We are joined this month by screenwriter and author C Robert Cargill (Sinister, Doctor Strange) as we look back at some of the biggest films from this month, including Transformers: The Last Knight, The Mummy, and Wonder Woman. Then, noting that all the films we looked at are building blocks for multi-tiered franchises, we look at the future of shared cinematic universes and look at whether this kind of big-budget world-building has a proper formula, or if it’s doomed to failure. Then, Cargill talks to us about his screenwriting hero and the godfather of the Ozploitation movement, Everett De Roche. De Roche was responsible for Patrick, Razorback, Road Games and many other films that helped define Australia’s screen identity. So how did Cargill get into his films growing up in Texas, and what influence did De Roche’s writing have on him?
Want to become an instant expert in our filmmaker of the month without committing yourself to an entire filmography? Then you need the Hell Is For Hyphenates Cheat Sheet: we program you a double feature that will not only make for a great evening's viewing, but will bring you suitably up-to-speed before our next episode landsâ€¦
PATRICK (1978) and ROAD GAMES (1981)
Everett De Roche's career as a screenwriter was more than Ozploitation, but given he was a key figure in Australia's defining cinematic movement, we're going to focus on this phase to demonstrate why he inspired a fanbase all of his own. The first title that should be invoked when talking about not just De Roche's career but Ozploitation as a whole is Patrick, the supernatural thriller about a nurse tasked with caring for a comatosed young man who may or may not be killing people with his mind. De Roche's first collaboration with director Richard Franklin - one that would last 25 years - was the kind of scrappy, energetic blast needed in a film movement's nascent stages. Patrick is a hell of a lot of fun, and one you'll enjoy watching with some friends. After you've watched that, your evening continues with Road Games, the Rear Window-meets-Duel outback thriller featuring the distinctly American pairing of Stacy Keach and Jamie Lee Curtis. Also directed by Franklin, this film is a propulsive blast, with some all-time classic moments of suspense and craft.
Substitutions: If you can't get or have already seen Patrick, check out Long Weekend (1978). Released the same year as Patrick, De Roche's film about a married couple heading to the beach for a weekend getaway positions them as the antagonist and nature itself as the protagonist, with what appears to be an unintended environmental message the result of a perfectly simple horror idea. If you can't get or have already seen Road Games, track down Razorback (1984), and we'll only bother with three words to sell you on this one: Gigantic. Killer. Pig.
The Hidden Gem: Want to see something off the beaten path, a title rarely mentioned during discussions of De Roche's work? You need to get your hands on Link (1986). Elisabeth Shue plays an exchange student at an English university who becomes a live-in assistant for a professor who is preoccupied with the training of super-intelligent chimpanzeesâ€¦ and then the killing begins. If, somehow, that's not enough to convince you, then we should point out that the professor is played by Terence Stamp.

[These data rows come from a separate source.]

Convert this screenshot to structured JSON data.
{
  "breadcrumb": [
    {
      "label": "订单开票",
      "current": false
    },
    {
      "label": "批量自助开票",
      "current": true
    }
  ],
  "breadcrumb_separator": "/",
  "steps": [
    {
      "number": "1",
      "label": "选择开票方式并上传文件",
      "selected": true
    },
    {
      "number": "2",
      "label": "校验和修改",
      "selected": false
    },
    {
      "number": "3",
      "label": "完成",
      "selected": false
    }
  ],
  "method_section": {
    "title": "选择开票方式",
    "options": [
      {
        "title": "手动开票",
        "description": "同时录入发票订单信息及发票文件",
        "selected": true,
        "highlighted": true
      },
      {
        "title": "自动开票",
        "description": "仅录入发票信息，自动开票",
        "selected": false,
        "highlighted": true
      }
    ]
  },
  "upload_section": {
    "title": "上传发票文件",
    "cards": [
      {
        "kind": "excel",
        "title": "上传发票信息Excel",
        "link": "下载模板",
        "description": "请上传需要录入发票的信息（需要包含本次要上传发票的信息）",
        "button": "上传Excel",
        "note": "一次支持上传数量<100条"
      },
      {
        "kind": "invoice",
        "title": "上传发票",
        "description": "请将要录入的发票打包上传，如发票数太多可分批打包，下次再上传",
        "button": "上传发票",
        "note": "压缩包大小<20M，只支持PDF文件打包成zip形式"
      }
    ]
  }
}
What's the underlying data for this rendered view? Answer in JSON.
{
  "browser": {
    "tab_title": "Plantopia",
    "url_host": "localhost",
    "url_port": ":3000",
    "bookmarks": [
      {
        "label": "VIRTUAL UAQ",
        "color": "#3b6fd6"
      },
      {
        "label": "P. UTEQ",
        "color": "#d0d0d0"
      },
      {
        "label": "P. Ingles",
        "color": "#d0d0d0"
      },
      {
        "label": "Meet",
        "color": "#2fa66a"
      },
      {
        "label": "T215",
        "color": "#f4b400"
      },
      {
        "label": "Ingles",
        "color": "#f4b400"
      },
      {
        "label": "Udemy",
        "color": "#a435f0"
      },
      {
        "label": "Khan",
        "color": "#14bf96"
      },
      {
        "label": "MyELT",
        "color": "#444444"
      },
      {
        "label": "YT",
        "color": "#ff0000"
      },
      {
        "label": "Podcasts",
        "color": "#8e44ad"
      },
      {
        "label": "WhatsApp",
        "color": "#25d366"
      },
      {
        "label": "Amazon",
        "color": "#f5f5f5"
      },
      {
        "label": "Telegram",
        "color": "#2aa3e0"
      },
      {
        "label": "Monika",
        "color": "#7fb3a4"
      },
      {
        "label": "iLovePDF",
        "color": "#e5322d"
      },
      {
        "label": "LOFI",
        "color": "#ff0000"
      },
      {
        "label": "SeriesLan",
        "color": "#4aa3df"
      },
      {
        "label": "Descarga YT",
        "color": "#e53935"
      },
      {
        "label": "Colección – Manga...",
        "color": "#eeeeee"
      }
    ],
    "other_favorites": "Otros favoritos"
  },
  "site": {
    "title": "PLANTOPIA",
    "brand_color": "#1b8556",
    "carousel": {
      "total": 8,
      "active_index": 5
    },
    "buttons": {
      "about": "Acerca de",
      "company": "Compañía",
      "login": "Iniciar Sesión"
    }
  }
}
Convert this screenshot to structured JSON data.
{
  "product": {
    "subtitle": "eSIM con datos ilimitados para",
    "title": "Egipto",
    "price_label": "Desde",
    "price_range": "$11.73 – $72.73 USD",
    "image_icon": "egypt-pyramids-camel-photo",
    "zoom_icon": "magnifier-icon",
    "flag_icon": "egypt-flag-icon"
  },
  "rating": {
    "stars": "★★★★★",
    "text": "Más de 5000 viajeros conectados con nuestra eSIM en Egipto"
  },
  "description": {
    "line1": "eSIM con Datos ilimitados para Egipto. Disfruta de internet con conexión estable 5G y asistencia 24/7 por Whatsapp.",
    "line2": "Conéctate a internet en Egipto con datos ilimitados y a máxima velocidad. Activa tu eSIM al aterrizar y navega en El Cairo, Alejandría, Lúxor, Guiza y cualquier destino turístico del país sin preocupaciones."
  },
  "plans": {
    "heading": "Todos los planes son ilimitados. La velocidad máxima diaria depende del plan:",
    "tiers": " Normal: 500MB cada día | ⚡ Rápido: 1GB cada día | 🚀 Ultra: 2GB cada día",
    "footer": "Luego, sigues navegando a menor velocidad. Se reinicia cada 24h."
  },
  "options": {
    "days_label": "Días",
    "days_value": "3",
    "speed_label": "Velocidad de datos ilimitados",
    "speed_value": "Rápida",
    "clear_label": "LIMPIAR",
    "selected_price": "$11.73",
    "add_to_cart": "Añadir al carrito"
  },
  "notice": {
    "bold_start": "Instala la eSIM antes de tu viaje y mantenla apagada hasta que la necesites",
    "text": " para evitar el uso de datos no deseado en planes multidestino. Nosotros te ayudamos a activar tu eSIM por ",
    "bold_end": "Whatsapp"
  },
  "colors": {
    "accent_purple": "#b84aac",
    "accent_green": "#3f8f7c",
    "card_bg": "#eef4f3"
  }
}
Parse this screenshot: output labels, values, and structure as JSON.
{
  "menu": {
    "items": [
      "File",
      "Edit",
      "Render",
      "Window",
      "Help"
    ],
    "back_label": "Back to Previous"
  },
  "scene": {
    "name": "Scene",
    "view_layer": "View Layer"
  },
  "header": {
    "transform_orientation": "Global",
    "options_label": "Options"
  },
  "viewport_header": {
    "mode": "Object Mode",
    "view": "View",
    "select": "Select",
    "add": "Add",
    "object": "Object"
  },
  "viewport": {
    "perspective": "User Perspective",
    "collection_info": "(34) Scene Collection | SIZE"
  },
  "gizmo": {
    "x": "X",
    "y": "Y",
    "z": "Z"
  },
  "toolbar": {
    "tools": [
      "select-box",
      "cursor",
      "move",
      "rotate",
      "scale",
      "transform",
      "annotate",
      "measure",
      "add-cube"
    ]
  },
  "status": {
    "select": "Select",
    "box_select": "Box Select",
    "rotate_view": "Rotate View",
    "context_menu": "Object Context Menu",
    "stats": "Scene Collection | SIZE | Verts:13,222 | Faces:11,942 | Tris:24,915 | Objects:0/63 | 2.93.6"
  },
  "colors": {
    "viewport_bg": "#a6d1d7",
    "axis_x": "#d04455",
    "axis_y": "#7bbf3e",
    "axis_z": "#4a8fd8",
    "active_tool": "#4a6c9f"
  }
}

The next episode of Hell Is For Hyphenates, featuring C Robert Cargill talking Everett de Roche, will be released on 30 June 2017.